While large, flat, counter-height (36-inch) islands are the most popular, a tiered island can be a great choice to further delineate the kitchen space from the rest of the home and provide high top (42-inch) seating. This style also provides the opportunity for a stylish backsplash and a place to mount electrical receptacles serving the kitchen side of the island. Besides the option for a tiered island to have outlets installed, pop-up outlets are an excellent option to meet the new code on a flat island. Several pop-up models are available in rectangular and circular arrangements with colored trim options, or for a more seamless look certain models can be fitted into the countertop with a thin piece of the countertop material as the cover.
Appliances or the sink are often excellent features within the island. The island can house major appliances such as the cooktop, ovens, sink, microwave, dishwasher, drawer freezers or even undercabinet refrigerators. Having at least one major work area (like the stove or sink) in the island gives the opportunity to face into the home while working rather than having your back turned to the action. This gives the opportunity to interact with family or guests or keep an eye on the game or a favorite show.

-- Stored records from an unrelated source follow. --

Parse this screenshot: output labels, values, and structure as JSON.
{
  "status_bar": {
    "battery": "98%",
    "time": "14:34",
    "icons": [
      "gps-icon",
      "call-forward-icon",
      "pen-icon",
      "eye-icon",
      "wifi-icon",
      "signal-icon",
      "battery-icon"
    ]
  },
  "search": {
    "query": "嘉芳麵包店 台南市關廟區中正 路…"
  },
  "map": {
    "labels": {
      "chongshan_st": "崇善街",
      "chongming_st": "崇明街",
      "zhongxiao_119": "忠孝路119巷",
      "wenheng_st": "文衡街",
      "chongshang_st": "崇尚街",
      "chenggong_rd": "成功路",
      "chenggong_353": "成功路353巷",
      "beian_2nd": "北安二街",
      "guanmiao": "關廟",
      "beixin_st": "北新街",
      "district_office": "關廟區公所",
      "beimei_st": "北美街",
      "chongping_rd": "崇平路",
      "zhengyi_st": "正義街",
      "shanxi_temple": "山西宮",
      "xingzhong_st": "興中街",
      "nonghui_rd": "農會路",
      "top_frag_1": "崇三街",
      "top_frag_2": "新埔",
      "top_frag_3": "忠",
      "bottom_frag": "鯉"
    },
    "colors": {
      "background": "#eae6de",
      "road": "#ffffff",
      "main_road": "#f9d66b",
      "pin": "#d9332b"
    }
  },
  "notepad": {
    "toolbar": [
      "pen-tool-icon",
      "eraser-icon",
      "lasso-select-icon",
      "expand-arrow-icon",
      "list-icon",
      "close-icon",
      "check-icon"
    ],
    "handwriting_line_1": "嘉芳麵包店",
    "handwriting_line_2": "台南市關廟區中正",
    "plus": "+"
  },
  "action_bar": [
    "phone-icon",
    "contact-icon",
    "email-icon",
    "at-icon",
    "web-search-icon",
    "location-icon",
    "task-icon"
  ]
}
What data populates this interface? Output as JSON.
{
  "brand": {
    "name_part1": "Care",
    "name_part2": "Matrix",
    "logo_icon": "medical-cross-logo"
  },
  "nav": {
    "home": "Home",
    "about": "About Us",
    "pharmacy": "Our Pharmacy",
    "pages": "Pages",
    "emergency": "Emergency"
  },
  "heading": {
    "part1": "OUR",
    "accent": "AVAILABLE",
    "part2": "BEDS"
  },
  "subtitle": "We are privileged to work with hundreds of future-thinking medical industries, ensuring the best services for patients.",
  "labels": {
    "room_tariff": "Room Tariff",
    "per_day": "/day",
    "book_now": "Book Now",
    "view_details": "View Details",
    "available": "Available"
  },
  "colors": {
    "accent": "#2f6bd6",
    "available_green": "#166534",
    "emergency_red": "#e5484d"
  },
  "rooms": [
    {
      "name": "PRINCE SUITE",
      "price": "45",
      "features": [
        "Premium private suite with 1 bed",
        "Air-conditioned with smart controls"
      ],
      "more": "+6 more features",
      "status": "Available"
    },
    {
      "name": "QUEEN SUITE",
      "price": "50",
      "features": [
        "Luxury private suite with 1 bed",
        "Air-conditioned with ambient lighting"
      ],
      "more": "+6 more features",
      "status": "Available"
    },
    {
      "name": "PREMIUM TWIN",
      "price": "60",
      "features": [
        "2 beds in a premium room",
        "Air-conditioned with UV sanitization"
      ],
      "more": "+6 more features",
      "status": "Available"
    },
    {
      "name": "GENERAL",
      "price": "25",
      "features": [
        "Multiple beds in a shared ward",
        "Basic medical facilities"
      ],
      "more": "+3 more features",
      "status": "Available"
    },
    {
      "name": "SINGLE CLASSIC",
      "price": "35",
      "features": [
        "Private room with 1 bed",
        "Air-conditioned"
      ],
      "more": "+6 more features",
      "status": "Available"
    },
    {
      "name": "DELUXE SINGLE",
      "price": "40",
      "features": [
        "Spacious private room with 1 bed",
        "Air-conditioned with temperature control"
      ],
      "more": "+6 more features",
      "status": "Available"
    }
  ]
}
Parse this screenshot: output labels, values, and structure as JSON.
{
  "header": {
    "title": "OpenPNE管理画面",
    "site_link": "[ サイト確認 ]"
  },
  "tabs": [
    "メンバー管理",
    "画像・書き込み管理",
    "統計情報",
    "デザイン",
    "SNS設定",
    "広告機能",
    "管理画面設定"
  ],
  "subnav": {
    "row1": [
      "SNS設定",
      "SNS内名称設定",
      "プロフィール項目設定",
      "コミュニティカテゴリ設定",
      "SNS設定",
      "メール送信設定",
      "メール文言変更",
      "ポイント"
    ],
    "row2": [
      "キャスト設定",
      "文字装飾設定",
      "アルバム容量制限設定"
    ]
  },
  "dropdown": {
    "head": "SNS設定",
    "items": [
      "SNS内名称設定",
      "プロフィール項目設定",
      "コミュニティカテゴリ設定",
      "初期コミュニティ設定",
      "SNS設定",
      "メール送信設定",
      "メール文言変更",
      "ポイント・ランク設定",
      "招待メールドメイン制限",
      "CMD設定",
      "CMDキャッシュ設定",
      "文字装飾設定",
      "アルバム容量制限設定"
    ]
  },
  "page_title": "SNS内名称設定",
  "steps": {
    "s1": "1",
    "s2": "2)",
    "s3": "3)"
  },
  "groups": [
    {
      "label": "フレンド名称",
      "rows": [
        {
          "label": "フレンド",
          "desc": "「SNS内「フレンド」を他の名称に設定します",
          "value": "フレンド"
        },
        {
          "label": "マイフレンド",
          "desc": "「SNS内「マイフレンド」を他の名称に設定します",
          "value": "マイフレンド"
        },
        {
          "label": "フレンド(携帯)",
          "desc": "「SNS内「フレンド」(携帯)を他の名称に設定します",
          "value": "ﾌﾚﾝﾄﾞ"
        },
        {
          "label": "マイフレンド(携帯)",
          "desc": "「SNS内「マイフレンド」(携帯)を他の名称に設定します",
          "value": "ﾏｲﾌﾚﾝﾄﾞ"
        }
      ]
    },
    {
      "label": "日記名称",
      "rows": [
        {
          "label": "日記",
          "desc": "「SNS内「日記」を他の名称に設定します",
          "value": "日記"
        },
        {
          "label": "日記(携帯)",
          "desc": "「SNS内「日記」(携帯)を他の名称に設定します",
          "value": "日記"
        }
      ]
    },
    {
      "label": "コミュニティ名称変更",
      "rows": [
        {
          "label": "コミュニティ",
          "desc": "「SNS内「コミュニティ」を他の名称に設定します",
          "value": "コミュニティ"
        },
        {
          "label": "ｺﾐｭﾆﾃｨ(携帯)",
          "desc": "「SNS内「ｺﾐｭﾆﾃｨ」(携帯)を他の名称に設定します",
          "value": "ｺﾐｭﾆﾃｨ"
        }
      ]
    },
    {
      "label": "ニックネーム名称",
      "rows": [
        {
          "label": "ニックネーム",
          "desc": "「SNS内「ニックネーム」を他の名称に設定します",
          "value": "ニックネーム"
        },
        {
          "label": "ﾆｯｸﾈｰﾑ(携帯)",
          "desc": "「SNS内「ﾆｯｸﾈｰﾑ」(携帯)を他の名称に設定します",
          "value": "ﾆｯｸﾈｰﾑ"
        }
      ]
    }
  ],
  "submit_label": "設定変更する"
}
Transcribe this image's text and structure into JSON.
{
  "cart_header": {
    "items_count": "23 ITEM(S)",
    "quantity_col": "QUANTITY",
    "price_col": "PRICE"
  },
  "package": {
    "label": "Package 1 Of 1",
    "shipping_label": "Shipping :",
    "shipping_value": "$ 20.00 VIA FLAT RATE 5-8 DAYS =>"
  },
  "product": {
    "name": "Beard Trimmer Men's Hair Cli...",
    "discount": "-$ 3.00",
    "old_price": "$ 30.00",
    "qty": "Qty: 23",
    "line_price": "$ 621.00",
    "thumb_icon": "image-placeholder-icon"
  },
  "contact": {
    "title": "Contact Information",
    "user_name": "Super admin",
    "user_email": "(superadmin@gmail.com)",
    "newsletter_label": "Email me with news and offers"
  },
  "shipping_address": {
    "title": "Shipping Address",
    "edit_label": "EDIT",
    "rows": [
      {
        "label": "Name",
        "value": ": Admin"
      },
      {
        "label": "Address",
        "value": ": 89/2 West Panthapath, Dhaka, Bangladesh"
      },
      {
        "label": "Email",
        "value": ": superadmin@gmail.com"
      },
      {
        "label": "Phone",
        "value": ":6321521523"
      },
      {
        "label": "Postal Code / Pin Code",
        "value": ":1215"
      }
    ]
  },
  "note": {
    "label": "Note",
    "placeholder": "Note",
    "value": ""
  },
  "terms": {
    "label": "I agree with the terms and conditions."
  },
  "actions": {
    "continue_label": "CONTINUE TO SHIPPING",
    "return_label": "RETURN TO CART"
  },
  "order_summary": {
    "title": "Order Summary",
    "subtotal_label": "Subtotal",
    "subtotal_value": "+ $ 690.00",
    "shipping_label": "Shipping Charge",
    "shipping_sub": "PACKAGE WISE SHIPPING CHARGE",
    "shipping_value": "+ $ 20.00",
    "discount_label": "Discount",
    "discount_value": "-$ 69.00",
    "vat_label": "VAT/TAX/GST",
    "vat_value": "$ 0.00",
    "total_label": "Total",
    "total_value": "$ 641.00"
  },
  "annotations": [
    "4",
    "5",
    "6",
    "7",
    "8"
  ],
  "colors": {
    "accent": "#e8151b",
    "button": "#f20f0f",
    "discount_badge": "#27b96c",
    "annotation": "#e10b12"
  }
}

The flexibility of island appliances is gaining popularity. The island appliance can either be the primary appliance or an accessory appliance like a beverage or specialty fridge. Drawer freezers and microwaves are additional great options that are better suited to an island than taking up storage space in wall cabinetry.
Fitting an island in a smaller kitchen can be tricky but is not impossible. You may want to add an island as part of a larger remodel or are considering removing a wall to open the space to accommodate an island. Smaller kitchens with an adjoining dining area may be candidates by extending the kitchen into the underutilized space and replacing the dining table with seating at the island. In many floor plans, the living room and kitchen share a common wall and removing that wall creates the most stunning impact, by creating a great room concept. This can significantly improve the flow through the floor plan and make the same square footage feel much larger.
There are several considerations that need to be addressed throughout the design of your new kitchen space to include an island. These include the size of the kitchen, the walls surrounding the kitchen (are they load-bearing, do they contain essential electrical or plumbing runs), what type of truss formation was used to build the house, and many others. But these are all questions that NorthLight will work on with you through our design process so we can help you design the perfect kitchen space to meet your functional and aesthetic preferences.
Interested in exploring a kitchen remodel? Contact us and let’s talk!
NorthLight Custom Builders
Serving South Snohomish and North King counties